Minister of Housing, Abdelmajid Tebboune, accused Benguenna of trying to provoke chaos and drag the country into an Arab Spring. He made the accusations during a press conference on Saturday on the sidelines of his visit to the Great Mosque of Algiers.
Tebboune said Benguenna used her position at Al Jazeera and her Facebook page, which has nine million followers, to cause unrest.
Speaking in his native dialect, he said: "Khadija Benguenna, may Allah not grant her success, said that the petrol prices have fallen and bid social peace farewell," adding, "I say that the projects of his Excellency, President Abdelaziz Bouteflika, are on-going and I swear to God that no one will be able to stop them no matter what and no matter how low the petrol prices fall."
Benguenna had commented on the protests in Algeria, posting on her Facebook page: "The Algerian government won't be able to buy social peace this time around." She implied that the Algerian government has relied on distributing public funds in order to silence protesters after widespread protests and strikes, especially amongst doctors and teachers, as well as citizens protesting against the lack of development in many Algerian provinces.

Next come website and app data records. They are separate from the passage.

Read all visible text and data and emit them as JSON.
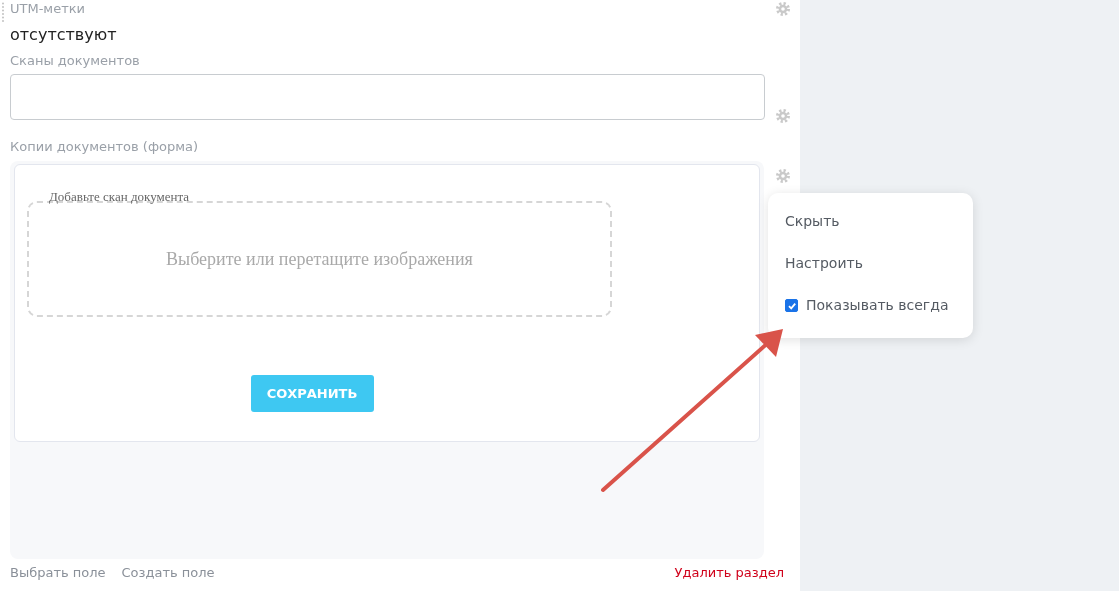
{
  "fields": [
    {
      "kind": "text",
      "label": "UTM-метки",
      "value": "отсутствуют"
    },
    {
      "kind": "input",
      "label": "Сканы документов"
    },
    {
      "kind": "form",
      "label": "Копии документов (форма)",
      "upload": {
        "legend": "Добавьте скан документа",
        "prompt": "Выберите или перетащите изображения"
      },
      "submit": "СОХРАНИТЬ"
    }
  ],
  "context_menu": {
    "items": [
      {
        "kind": "action",
        "label": "Скрыть"
      },
      {
        "kind": "action",
        "label": "Настроить"
      },
      {
        "kind": "checkbox",
        "label": "Показывать всегда",
        "checked": true
      }
    ]
  },
  "footer": {
    "links": [
      "Выбрать поле",
      "Создать поле"
    ],
    "danger_link": "Удалить раздел"
  }
}
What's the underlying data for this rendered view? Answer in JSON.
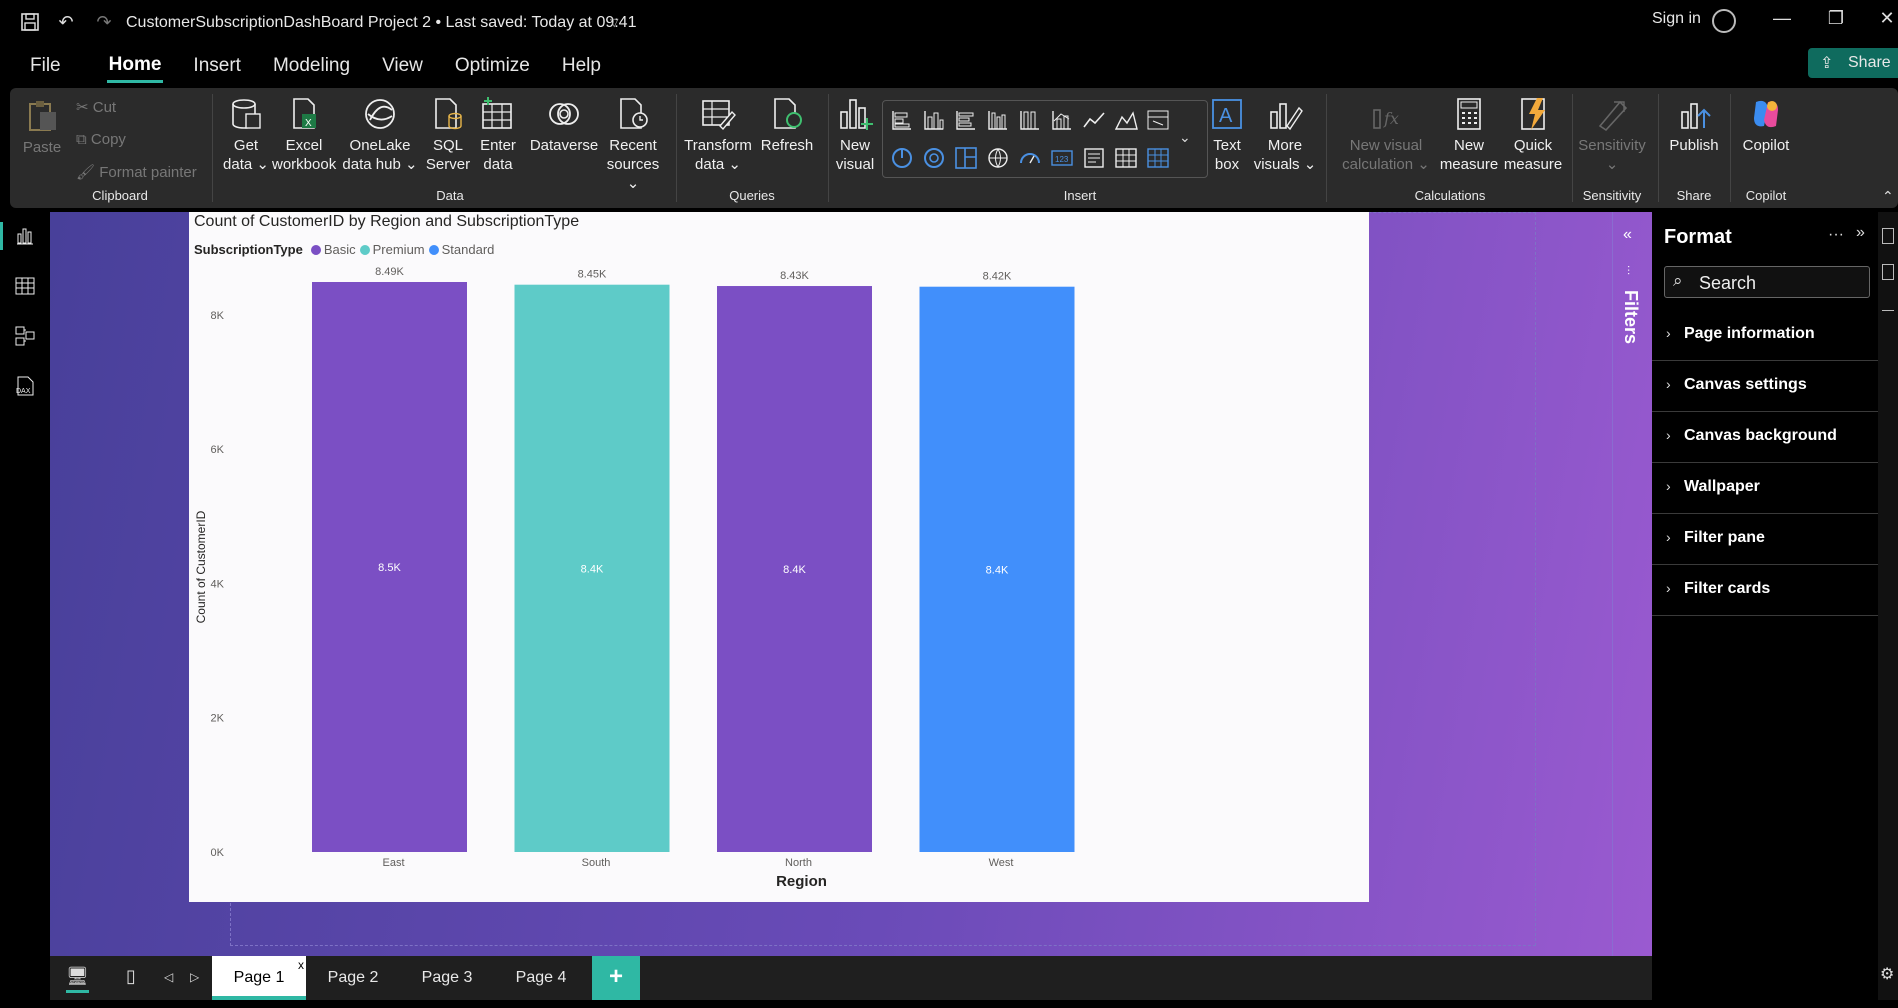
{
  "titlebar": {
    "title": "CustomerSubscriptionDashBoard Project 2 • Last saved: Today at 09:41",
    "sign_in": "Sign in"
  },
  "menu": {
    "items": [
      "File",
      "Home",
      "Insert",
      "Modeling",
      "View",
      "Optimize",
      "Help"
    ],
    "share": "Share"
  },
  "ribbon": {
    "clipboard": {
      "paste": "Paste",
      "cut": "Cut",
      "copy": "Copy",
      "format_painter": "Format painter",
      "label": "Clipboard"
    },
    "data": {
      "get_data": [
        "Get",
        "data"
      ],
      "excel": [
        "Excel",
        "workbook"
      ],
      "onelake": [
        "OneLake",
        "data hub"
      ],
      "sql": [
        "SQL",
        "Server"
      ],
      "enter": [
        "Enter",
        "data"
      ],
      "dataverse": "Dataverse",
      "recent": [
        "Recent",
        "sources"
      ],
      "label": "Data"
    },
    "queries": {
      "transform": [
        "Transform",
        "data"
      ],
      "refresh": "Refresh",
      "label": "Queries"
    },
    "insert": {
      "new_visual": [
        "New",
        "visual"
      ],
      "text_box": [
        "Text",
        "box"
      ],
      "more_visuals": [
        "More",
        "visuals"
      ],
      "label": "Insert"
    },
    "calculations": {
      "new_visual_calc": [
        "New visual",
        "calculation"
      ],
      "new_measure": [
        "New",
        "measure"
      ],
      "quick_measure": [
        "Quick",
        "measure"
      ],
      "label": "Calculations"
    },
    "sensitivity": {
      "btn": "Sensitivity",
      "label": "Sensitivity"
    },
    "share": {
      "publish": "Publish",
      "label": "Share"
    },
    "copilot": {
      "btn": "Copilot",
      "label": "Copilot"
    }
  },
  "visual": {
    "title": "Count of CustomerID by Region and SubscriptionType",
    "legend_title": "SubscriptionType",
    "legend": [
      {
        "name": "Basic",
        "color": "#7b4fc4"
      },
      {
        "name": "Premium",
        "color": "#5ecbc8"
      },
      {
        "name": "Standard",
        "color": "#418ffb"
      }
    ]
  },
  "chart_data": {
    "type": "bar",
    "title": "Count of CustomerID by Region and SubscriptionType",
    "xlabel": "Region",
    "ylabel": "Count of CustomerID",
    "categories": [
      "East",
      "South",
      "North",
      "West"
    ],
    "values": [
      8490,
      8450,
      8430,
      8420
    ],
    "top_labels": [
      "8.49K",
      "8.45K",
      "8.43K",
      "8.42K"
    ],
    "inner_labels": [
      "8.5K",
      "8.4K",
      "8.4K",
      "8.4K"
    ],
    "bar_series": [
      "Basic",
      "Premium",
      "Basic",
      "Standard"
    ],
    "yticks": [
      0,
      2000,
      4000,
      6000,
      8000
    ],
    "ytick_labels": [
      "0K",
      "2K",
      "4K",
      "6K",
      "8K"
    ],
    "ylim": [
      0,
      8490
    ],
    "legend_position": "top-left",
    "grid": false
  },
  "filters_pane": {
    "label": "Filters"
  },
  "format_pane": {
    "title": "Format",
    "search_placeholder": "Search",
    "sections": [
      "Page information",
      "Canvas settings",
      "Canvas background",
      "Wallpaper",
      "Filter pane",
      "Filter cards"
    ]
  },
  "pages": {
    "tabs": [
      "Page 1",
      "Page 2",
      "Page 3",
      "Page 4"
    ],
    "active": 0,
    "close": "x",
    "add": "+"
  }
}
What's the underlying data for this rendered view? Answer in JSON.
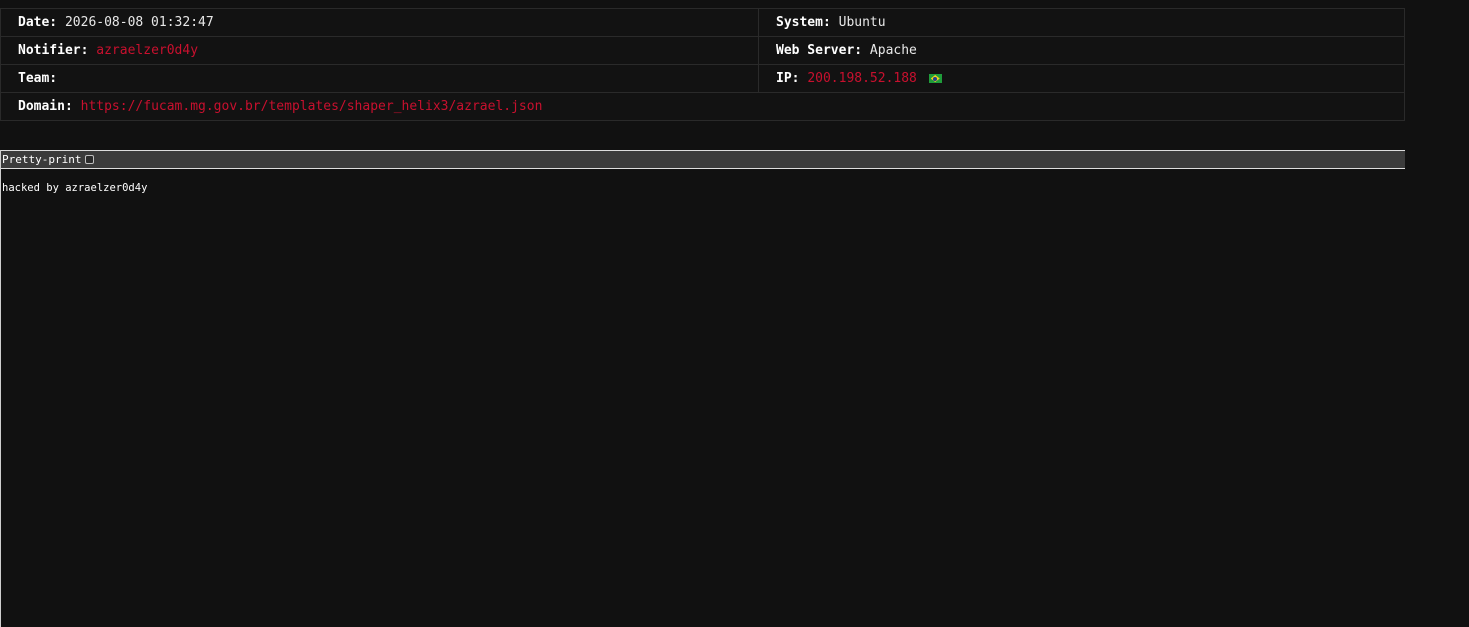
{
  "info": {
    "date_label": "Date:",
    "date_value": "2026-08-08 01:32:47",
    "system_label": "System:",
    "system_value": "Ubuntu",
    "notifier_label": "Notifier:",
    "notifier_value": "azraelzer0d4y",
    "webserver_label": "Web Server:",
    "webserver_value": "Apache",
    "team_label": "Team:",
    "team_value": "",
    "ip_label": "IP:",
    "ip_value": "200.198.52.188",
    "ip_flag_icon": "brazil-flag-icon",
    "domain_label": "Domain:",
    "domain_value": "https://fucam.mg.gov.br/templates/shaper_helix3/azrael.json"
  },
  "viewer": {
    "pretty_print_label": "Pretty-print",
    "pretty_print_checked": false,
    "content": "hacked by azraelzer0d4y"
  },
  "colors": {
    "background": "#111111",
    "accent_red": "#c8102e",
    "border": "#2a2a2a",
    "toolbar": "#3b3b3b"
  }
}
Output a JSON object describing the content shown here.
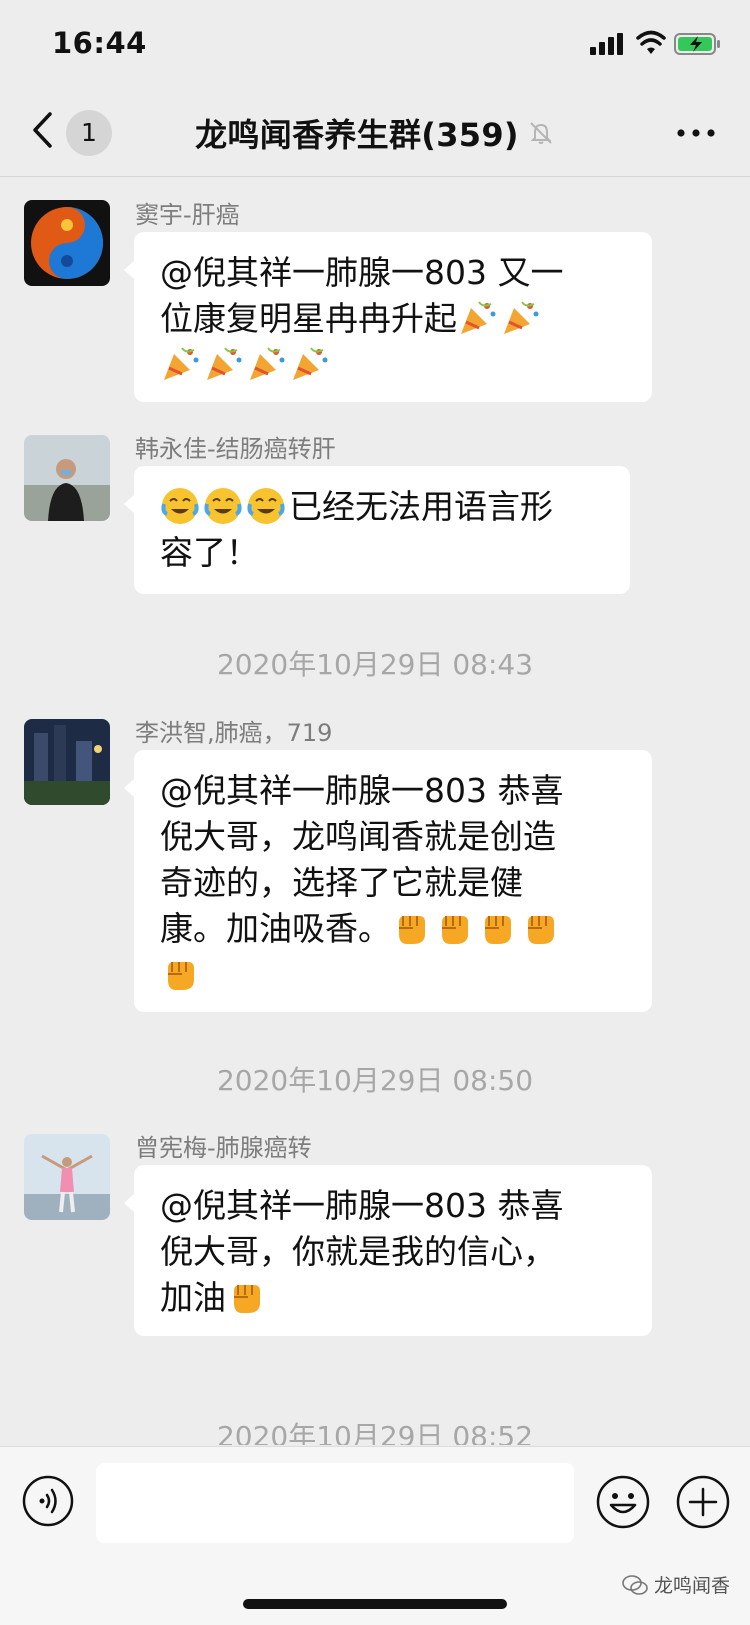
{
  "status_bar": {
    "time": "16:44"
  },
  "nav": {
    "back_count": "1",
    "title": "龙鸣闻香养生群(359)"
  },
  "messages": [
    {
      "sender": "窦宇-肝癌",
      "text_line1": "@倪其祥一肺腺一803 又一",
      "text_line2": "位康复明星冉冉升起",
      "emoji_name": "party-popper-icon"
    },
    {
      "sender": "韩永佳-结肠癌转肝",
      "text_line1_after_emoji": "已经无法用语言形",
      "text_line2": "容了！",
      "emoji_name": "crying-laugh-icon"
    },
    {
      "sender": "李洪智,肺癌，719",
      "text_line1": "@倪其祥一肺腺一803 恭喜",
      "text_line2": "倪大哥，龙鸣闻香就是创造",
      "text_line3": "奇迹的，选择了它就是健",
      "text_line4": "康。加油吸香。",
      "emoji_name": "fist-icon"
    },
    {
      "sender": "曾宪梅-肺腺癌转",
      "text_line1": "@倪其祥一肺腺一803 恭喜",
      "text_line2": "倪大哥，你就是我的信心，",
      "text_line3": "加油",
      "emoji_name": "fist-icon"
    }
  ],
  "timestamps": [
    "2020年10月29日 08:43",
    "2020年10月29日 08:50",
    "2020年10月29日 08:52"
  ],
  "input": {
    "placeholder": ""
  },
  "watermark": {
    "text": "龙鸣闻香"
  },
  "colors": {
    "background": "#ededed",
    "bubble": "#ffffff",
    "meta_text": "#a7a7a7"
  }
}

The minister's comments provoked widespread anger amongst local and international media circles.